An expectant mother in Scotland fears a botched tummy tuck two years ago has put her unborn baby at risk after learning that the complications have left her prone to infection. Kerrie Wilkes, 27, told SWNS she wanted to be “Insta perfect” when she elected to have the procedure done in Poland and knew right away it was the wrong move.
“The surgery was horrible,” Wilkes, who is expecting her first child in April, told SWNS. “The building I was getting my surgery in was in a business park. I didn’t think about it because I wanted it done so badly. I woke up and thought, ‘What have I done?’”
Wilkes claims she was immediately sick and in immense pain but was given no medicine or intravenous fluid. She claims when she got back to Scotland she went straight to the hospital, where she was diagnosed with sepsis and told her belly button would have to be reconstructed due to the infection.

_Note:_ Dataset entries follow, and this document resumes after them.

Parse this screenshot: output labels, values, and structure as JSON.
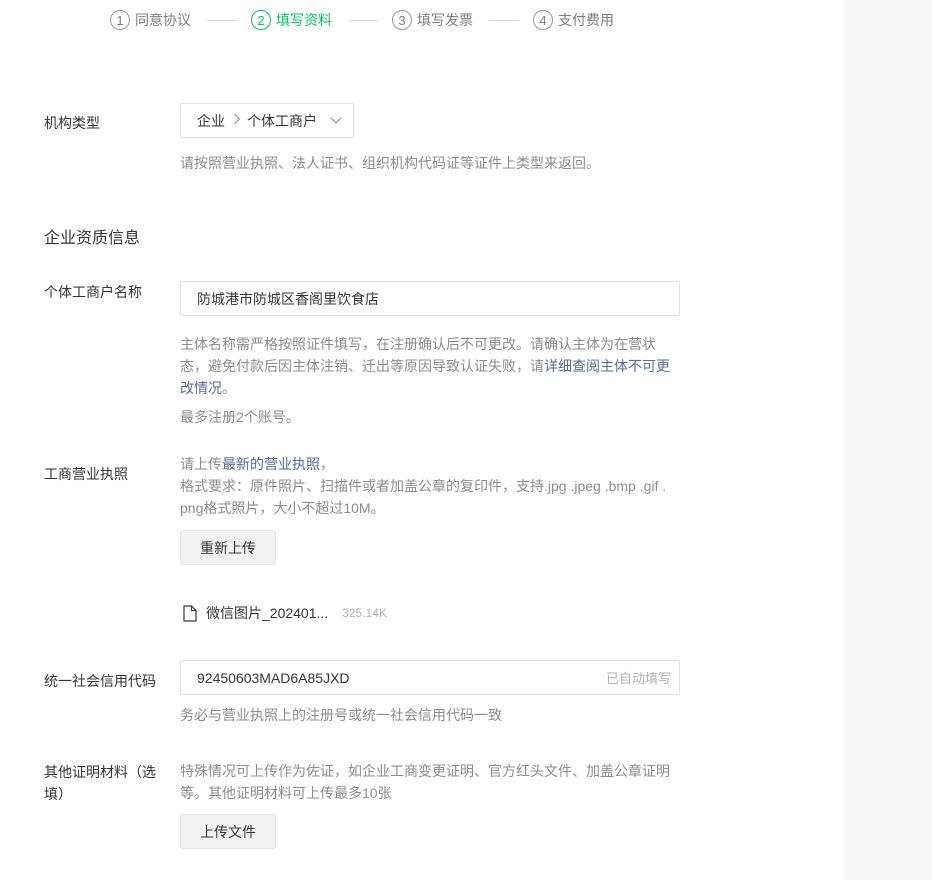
{
  "steps": [
    {
      "num": "1",
      "label": "同意协议"
    },
    {
      "num": "2",
      "label": "填写资料"
    },
    {
      "num": "3",
      "label": "填写发票"
    },
    {
      "num": "4",
      "label": "支付费用"
    }
  ],
  "org_type": {
    "label": "机构类型",
    "value_primary": "企业",
    "value_secondary": "个体工商户",
    "hint": "请按照营业执照、法人证书、组织机构代码证等证件上类型来返回。"
  },
  "section_title": "企业资质信息",
  "business_name": {
    "label": "个体工商户名称",
    "value": "防城港市防城区香阁里饮食店",
    "hint_line1": "主体名称需严格按照证件填写，在注册确认后不可更改。请确认主体为在营状",
    "hint_line2_prefix": "态，避免付款后因主体注销、迁出等原因导致认证失败，请",
    "hint_link_part1": "详细查阅主体不可更",
    "hint_link_part2": "改情况",
    "hint_line3_suffix": "。",
    "limit": "最多注册2个账号。"
  },
  "license": {
    "label": "工商营业执照",
    "hint_prefix": "请上传",
    "hint_link": "最新的营业执照",
    "hint_suffix": "，",
    "format_line1": "格式要求：原件照片、扫描件或者加盖公章的复印件，支持.jpg .jpeg .bmp .gif .",
    "format_line2": "png格式照片，大小不超过10M。",
    "reupload_button": "重新上传",
    "file_name": "微信图片_202401...",
    "file_size": "325.14K"
  },
  "credit_code": {
    "label": "统一社会信用代码",
    "value": "92450603MAD6A85JXD",
    "suffix": "已自动填写",
    "hint": "务必与营业执照上的注册号或统一社会信用代码一致"
  },
  "other_docs": {
    "label_line1": "其他证明材料（选",
    "label_line2": "填）",
    "hint_line1": "特殊情况可上传作为佐证，如企业工商变更证明、官方红头文件、加盖公章证明",
    "hint_line2": "等。其他证明材料可上传最多10张",
    "upload_button": "上传文件"
  }
}
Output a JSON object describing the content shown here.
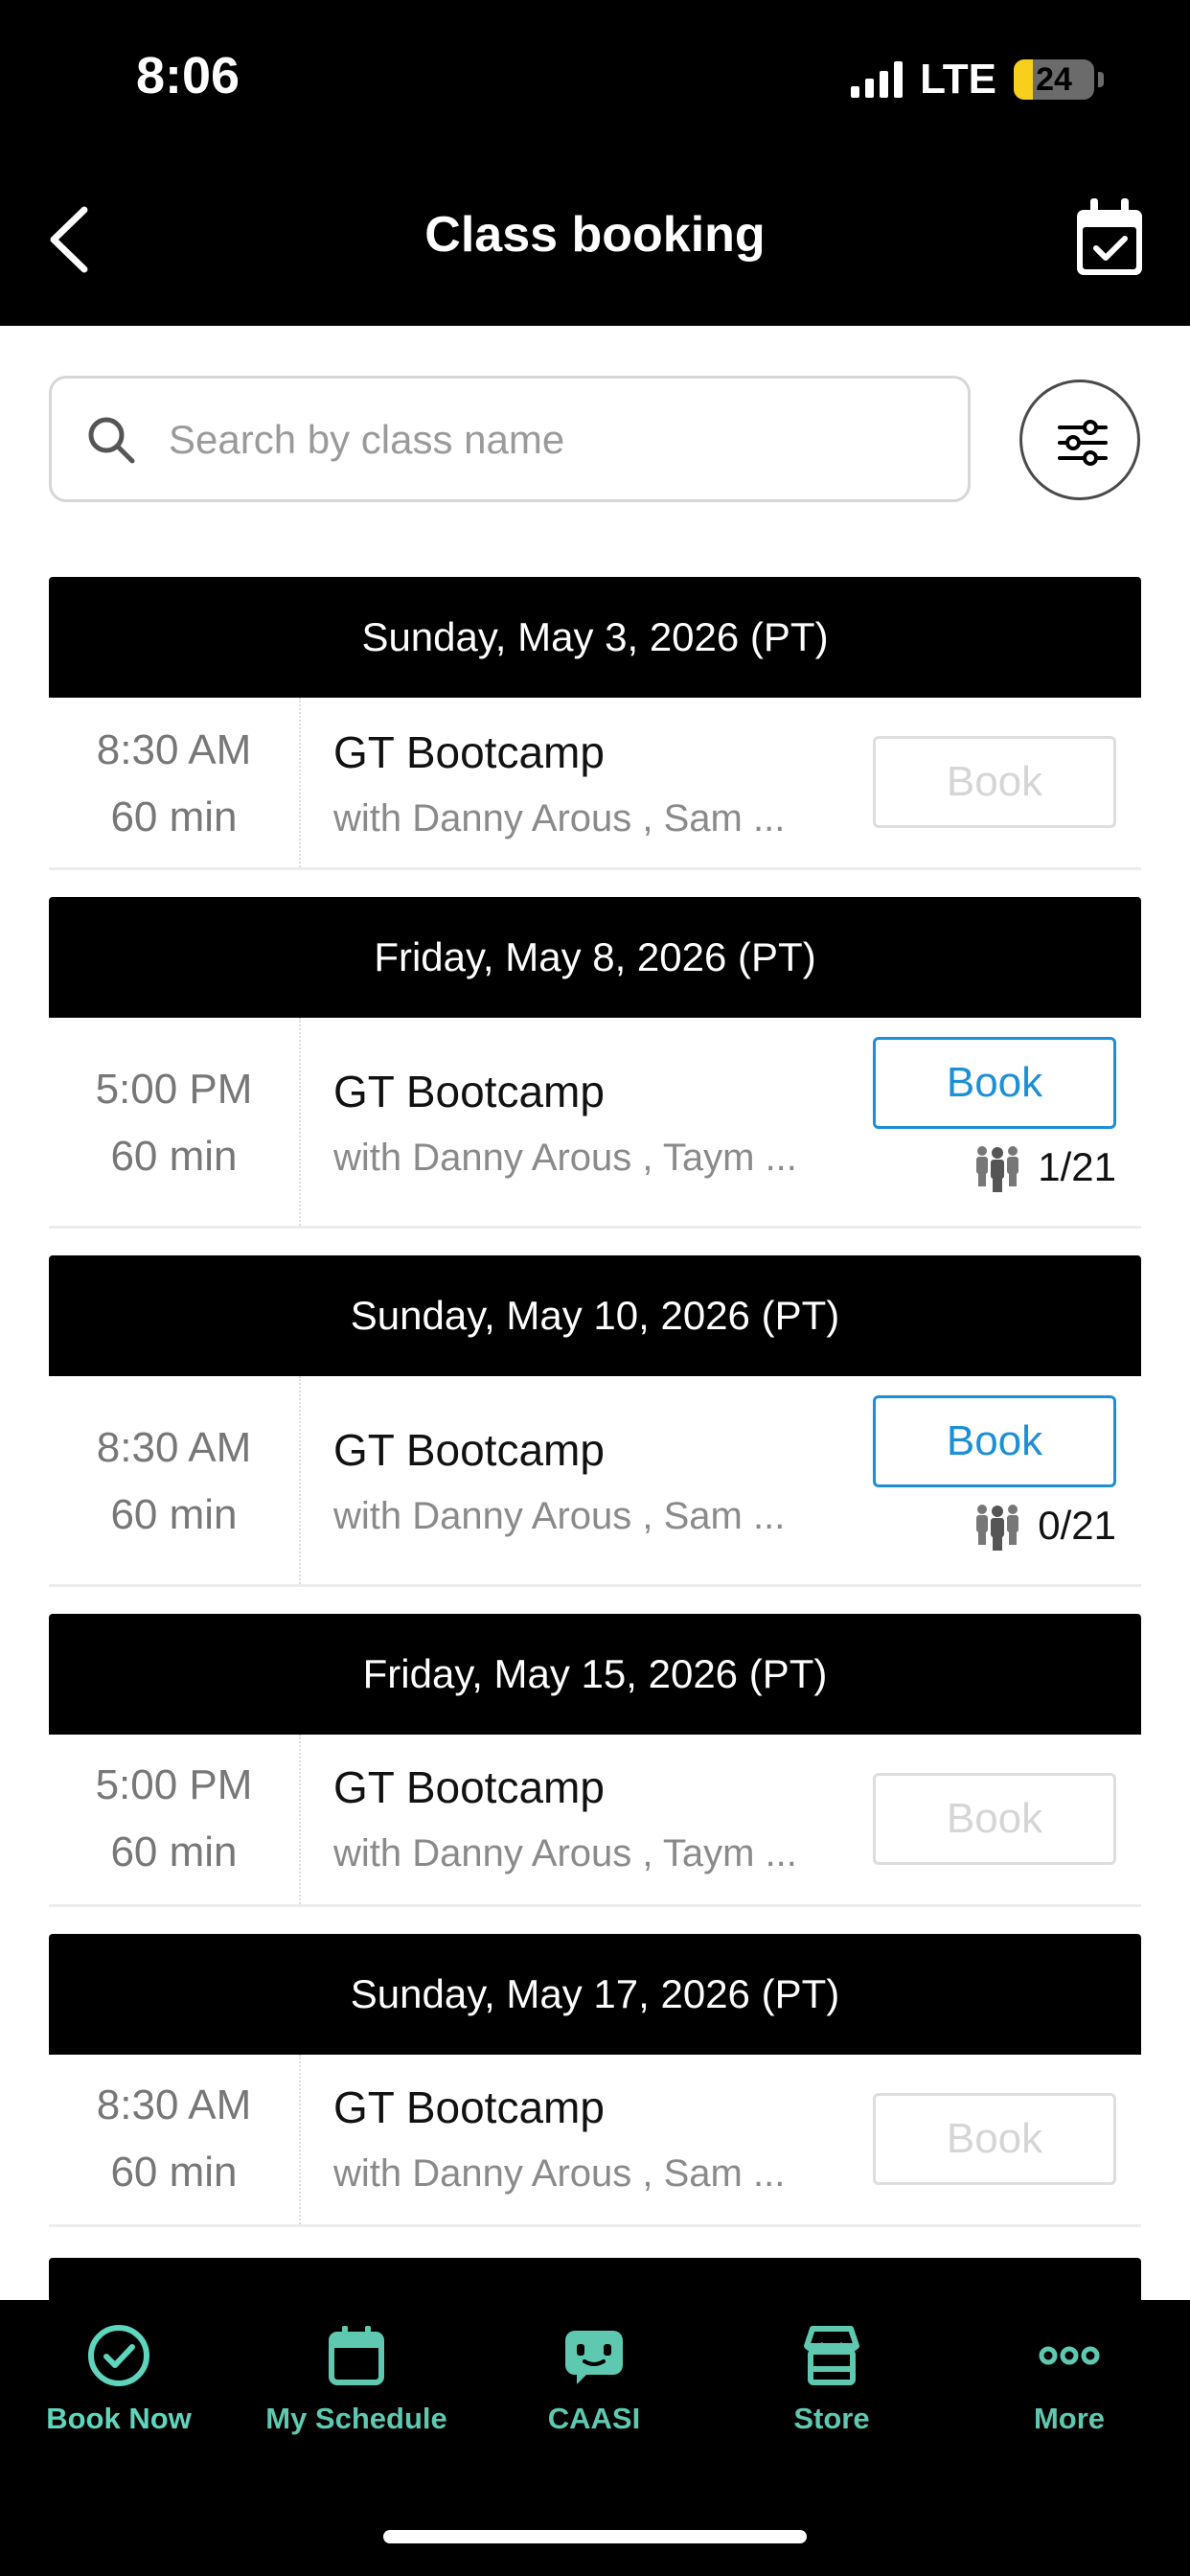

“I didn’t even think I could have children after the infection because it was so bad,” she told SWNS. “Because the infection began in my stomach through my belly button, my belly button opened up and I had to have a new one constructed.”
Wilkes claims her doctors have warned that it could re-open again before she gives birth, adding that the surgery she thought would “be the best thing ever,” has “ruined my life.”
“People have to stop going abroad for plastic surgery, and it would mean the world to me if it was out more,” she told SWNS. “I hate the thought of someone getting surgery.”
She said that her ordeal has taught her to appreciate herself more than ever.
“I just want to have a healthy birth, and if my baby survives this I’ll be so happy again,” she told the news outlet.
The NHS has warned against seeking plastic surgery procedures abroad following the deaths of many patients. While the cost may be less than what is found in the U.K., the risks may outweigh the benefits.
“If you have complications after an operation in the U.K., it’s the surgeon’s responsibility to provide follow-up treatment,” the NHS said on its website. “Overseas clinics may not provide follow-up treatment, or they may not provide it to the same standard as in the U.K. Also they may not have a health care professional in the U.K. you can go to if you have any problems.”
Such was the case with Wilkes, who said she has had to rely on her local doctors to try to fix her complications, including a recent infection she contracted while pregnant.
“If you do want surgery I recommend only Ross Hall, the Nuffield, or an NHS doctor,” Wilkes told SWNS. “You need to go to someone that you trust.”